## [WHAT YOU NEED TO DO]
Only lines holding "kind" are wanted; copy each of them from the records below.

[Entries taken from a collection]
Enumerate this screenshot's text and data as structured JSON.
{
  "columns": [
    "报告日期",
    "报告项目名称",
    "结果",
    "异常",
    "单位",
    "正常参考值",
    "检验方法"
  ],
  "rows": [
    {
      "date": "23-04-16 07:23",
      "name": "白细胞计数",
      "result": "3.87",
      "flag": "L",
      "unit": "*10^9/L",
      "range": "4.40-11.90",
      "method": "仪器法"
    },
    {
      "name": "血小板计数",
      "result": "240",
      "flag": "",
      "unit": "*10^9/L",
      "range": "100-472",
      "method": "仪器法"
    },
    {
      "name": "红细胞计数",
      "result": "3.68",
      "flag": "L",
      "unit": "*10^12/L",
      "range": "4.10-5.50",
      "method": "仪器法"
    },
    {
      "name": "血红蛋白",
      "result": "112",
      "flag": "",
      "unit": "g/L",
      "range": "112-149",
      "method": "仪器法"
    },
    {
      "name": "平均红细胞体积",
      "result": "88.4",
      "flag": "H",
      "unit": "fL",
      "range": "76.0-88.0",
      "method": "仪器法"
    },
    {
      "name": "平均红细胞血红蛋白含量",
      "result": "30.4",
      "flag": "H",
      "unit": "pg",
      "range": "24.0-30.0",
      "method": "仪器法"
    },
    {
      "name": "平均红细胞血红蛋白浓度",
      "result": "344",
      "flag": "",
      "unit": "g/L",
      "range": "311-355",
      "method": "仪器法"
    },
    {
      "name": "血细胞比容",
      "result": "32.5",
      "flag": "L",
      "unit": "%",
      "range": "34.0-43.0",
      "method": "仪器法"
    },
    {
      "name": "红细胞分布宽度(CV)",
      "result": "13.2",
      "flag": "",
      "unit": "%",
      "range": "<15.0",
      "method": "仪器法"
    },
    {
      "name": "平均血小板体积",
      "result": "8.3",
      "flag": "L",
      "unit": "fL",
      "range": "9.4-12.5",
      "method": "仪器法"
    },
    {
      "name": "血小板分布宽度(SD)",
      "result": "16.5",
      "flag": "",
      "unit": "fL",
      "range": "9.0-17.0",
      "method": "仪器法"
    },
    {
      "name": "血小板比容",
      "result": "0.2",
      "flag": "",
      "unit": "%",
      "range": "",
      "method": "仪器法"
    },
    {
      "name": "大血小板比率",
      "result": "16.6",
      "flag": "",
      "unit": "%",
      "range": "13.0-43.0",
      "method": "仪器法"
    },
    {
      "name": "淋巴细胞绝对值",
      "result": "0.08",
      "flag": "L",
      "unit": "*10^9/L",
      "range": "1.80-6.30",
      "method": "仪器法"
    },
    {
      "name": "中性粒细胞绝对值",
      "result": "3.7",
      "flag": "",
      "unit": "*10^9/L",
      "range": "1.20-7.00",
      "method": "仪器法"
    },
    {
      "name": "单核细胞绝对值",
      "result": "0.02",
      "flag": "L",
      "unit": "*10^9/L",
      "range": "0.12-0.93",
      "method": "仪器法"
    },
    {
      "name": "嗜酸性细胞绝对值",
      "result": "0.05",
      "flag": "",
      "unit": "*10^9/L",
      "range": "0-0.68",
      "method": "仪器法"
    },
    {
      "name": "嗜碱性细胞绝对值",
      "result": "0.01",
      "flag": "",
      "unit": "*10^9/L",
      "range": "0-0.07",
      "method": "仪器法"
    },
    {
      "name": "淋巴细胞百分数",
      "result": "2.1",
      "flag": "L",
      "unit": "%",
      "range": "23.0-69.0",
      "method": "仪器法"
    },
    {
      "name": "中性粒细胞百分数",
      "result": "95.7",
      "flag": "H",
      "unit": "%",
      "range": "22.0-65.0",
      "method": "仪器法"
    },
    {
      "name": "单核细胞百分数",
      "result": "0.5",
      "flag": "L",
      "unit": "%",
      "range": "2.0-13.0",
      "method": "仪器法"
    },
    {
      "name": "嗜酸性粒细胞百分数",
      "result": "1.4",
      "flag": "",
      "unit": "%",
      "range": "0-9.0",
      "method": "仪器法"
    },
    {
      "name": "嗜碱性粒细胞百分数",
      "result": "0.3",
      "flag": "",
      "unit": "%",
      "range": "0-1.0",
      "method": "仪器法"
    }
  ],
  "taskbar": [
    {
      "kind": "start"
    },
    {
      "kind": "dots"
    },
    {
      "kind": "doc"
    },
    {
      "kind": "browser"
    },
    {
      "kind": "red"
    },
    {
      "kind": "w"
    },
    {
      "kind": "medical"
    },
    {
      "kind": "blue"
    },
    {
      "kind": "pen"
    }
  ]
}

## [ANSWER BOX]
      "kind": "start"
      "kind": "dots"
      "kind": "doc"
      "kind": "browser"
      "kind": "red"
      "kind": "w"
      "kind": "medical"
      "kind": "blue"
      "kind": "pen"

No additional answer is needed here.